Tens of thousands from across Nicaragua marched on the capital Managua April 28, including large delegations of campesinos from the countryside, in a "pilgrimage for peace" called by Archbishop Leopoldo Brenes following days of angry protests and repression that left some 40 dead. The Catholic Church agreed to mediate a dialogue between the government and opposition over the planned reform of the social security system that set off the protests 10 days earlier. But the "pilgrimage" struck a political tone, with marchers calling for the resignation of President Daniel Ortega.
The ACLU of Southern California on March 12 filed a lawsuit (PDF) in federal court on behalf of several immigrants with Temporary Protected Status (TPS) and citizens whose parents have TPS, challenging the Trump administration's revocation of the status for over 200,000 people. The Trump administration has terminated TPS for all people from El Salvador, Haiti, Nicaragua and Sudan. The suit contends that the Trump administration's interpretation of the TPS statute is unconstitutional as it interferes with the right of school-aged citizen children of TPS beneficiaries to reside in the country. The young citizens would have to choose whether to leave the country or to remain without their parents.
The International Day for the Elimination of Violence Against Women march in Nicaragua's capital Nov. 25 was ironically shut down by the riot police, who blocked the streets off shortly after the demonstrators gathered. National Police troops also detained several women who were travelling to Managua from elsewhere around the country to attend the march, with vehicles stopped and seized with delegations from Chinandega, Masaya and Matagalpa. The Managua march was emotionally charged, as it was led by Elea Valle—a campesina woman whose husband, son and daughter were killed two weeks earlier in a raid by army troops on their home in the country's eastern rainforest.
A new report from Amnesty International accuses the Nicaraguan government of "placing business before the future of the country and its people" with its inter-oceanic canal mega-scheme "that will affect the livelihoods of tens of thousands of people and might leave many homeless." The report, Danger: Rights for sale, charges that "the obscure legal framework that led to the concession of the project, without genuine consultation with all affected communities, violates a catalogue of national and international standards on human rights and might lead to the forced eviction of hundreds of families." It also accuses authorities of harassing and persecuting opponents of the project. (Amnesty International, Aug. 3)

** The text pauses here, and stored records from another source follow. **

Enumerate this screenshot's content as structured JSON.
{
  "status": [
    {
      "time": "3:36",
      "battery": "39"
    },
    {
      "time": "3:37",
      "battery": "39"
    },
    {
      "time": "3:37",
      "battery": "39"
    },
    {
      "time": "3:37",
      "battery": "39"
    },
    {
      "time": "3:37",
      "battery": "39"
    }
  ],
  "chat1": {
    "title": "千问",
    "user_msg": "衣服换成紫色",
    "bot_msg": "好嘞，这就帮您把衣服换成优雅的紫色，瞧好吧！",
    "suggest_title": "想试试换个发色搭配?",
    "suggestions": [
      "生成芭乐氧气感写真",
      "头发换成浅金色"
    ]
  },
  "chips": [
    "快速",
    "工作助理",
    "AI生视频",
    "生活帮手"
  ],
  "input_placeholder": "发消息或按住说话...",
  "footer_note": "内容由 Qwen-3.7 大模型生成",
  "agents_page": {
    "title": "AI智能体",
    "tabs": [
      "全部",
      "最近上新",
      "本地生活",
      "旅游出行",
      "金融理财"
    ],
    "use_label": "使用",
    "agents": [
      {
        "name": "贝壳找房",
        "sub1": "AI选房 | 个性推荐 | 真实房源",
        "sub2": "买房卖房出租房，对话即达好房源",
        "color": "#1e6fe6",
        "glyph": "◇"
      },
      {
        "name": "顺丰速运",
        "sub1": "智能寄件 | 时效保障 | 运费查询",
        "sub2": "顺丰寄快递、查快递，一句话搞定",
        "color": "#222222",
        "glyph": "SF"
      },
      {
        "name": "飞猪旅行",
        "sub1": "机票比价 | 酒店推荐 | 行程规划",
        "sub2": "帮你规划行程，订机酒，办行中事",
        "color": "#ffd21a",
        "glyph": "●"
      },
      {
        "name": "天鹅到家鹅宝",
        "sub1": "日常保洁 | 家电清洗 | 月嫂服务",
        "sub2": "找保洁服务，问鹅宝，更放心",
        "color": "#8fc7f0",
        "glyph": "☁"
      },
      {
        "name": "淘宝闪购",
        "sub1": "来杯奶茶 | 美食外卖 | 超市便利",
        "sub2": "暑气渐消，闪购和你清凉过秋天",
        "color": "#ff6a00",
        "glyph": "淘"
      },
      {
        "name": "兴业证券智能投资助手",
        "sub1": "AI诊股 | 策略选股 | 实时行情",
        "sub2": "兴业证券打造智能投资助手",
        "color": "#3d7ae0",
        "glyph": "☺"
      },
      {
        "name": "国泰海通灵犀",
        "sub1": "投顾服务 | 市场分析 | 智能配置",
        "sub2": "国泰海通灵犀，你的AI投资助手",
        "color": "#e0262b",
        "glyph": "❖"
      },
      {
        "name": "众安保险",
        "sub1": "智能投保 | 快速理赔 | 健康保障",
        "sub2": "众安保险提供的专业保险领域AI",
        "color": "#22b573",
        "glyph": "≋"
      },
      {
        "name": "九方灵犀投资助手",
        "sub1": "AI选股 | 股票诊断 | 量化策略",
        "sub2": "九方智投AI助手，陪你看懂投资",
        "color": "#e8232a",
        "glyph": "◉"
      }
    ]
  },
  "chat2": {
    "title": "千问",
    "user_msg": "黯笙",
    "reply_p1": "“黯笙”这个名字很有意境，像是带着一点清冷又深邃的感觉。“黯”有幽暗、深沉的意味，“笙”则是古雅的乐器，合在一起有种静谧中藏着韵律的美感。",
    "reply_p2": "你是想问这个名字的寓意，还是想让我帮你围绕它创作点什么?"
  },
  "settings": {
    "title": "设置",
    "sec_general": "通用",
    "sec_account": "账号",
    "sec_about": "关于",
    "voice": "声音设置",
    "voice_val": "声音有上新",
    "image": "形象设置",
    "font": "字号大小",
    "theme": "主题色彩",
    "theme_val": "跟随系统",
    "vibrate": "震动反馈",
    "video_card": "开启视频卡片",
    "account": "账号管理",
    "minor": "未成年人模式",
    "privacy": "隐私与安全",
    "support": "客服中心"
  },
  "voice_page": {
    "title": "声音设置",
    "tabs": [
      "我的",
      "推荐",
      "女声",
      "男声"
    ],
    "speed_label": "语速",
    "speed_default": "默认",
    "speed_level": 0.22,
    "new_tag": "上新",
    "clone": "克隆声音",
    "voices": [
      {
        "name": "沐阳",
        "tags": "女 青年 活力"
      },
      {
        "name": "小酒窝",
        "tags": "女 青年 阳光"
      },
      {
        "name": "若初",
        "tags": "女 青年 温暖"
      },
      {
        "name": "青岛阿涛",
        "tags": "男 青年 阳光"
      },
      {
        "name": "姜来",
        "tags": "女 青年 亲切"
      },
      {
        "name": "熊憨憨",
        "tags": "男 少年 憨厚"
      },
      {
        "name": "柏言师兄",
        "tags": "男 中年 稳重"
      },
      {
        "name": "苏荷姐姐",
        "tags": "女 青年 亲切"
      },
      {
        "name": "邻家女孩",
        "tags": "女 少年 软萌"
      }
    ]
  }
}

Panama announced June 13 that it is breaking its long-standing diplomatic ties with Taiwan in favor of establishing relations with China—a clear political coup for Beijing. The Panamanian statement said it recognized "only one China" and considers Taiwan to be part of it. The change was spurred by an unavoidable fact: China is the second most important Panama Canal user after the United States. Last year it sent 38 million metric tons of cargo through the interoceanic waterway, accounting for 19% of its traffic. The announcement of the diplomatic switch also comes just as Chinese enterprises began building a container port, with natural gas terminals, in Panama's Colón province, on the Atlantic side of the canal. "I think Dominican Republic and Nicaragua will soon follow," Mexico's former ambassador to China, Jorge Guajardo, tweeted soon after the announcement.
President Trump announced his decision June 1 to pull the United States out of the Paris Agreement on Climate, signed by 195 nations and formally joined by 147, including the US. The United States now joins Syria and Nicaragua as the only nations in the world not supporting the accord. Nicaragua, it should be noted, failed to join because the terms of the accord are not binding, and it was therefore considered too weak. Syria is consumed by internal war, and was iced from the negotiations by restrictions on its envoys traveling to the talks. The agreement, which seeks to limit global warming to 2°C above pre-industrial levels, came into force on Nov. 4, 2016, just days before Trump was elected. Each country sets its own commitments under the accord. The United States, second-largest emitter on the planet after China, had committed to reducing its carbon emissions by 26 to 28% below 2005 levels by 2025. It also commited up to $3 billion in aid for poorer countries to address climate change by 2020. (ENS, June 2; NYT, June 1; WP, May 31)
After President Donald Trump's inauguration, Mexico saw a wave of angry protests against his proposed border wall, with more than 20,000 marching in Mexico City on Feb. 12, chanting "Pay for your own wall!" But now this wave of anger is crystalizing around concrete legal initiatives that could be very problematic for the White House. First, the front-runner for next year's Mexican presidential election, the left-populist Andres Manuel López Obrador, has filed a complaint with the Inter-American Commission on Human Rights against the proposed wall.
A Colombian cartel operative who established Central America's remote and lawless Miskito Coast as a major cocaine transfer point, building a mini-empire in the region of jungle, savanna and offshore cays, has since Feb. 7 been cooling his heels in Managua's notorious El Chipote prison, according to a Feb. 26 report in Nicaraguan daily La Prensa. Although his capture was confirmed by his attorney, Nicaraguan authorities failed to announce the arrest of the country's most-wanted crime lord, Amauri Carmona Morelos AKA Alberto Ruiz Cano.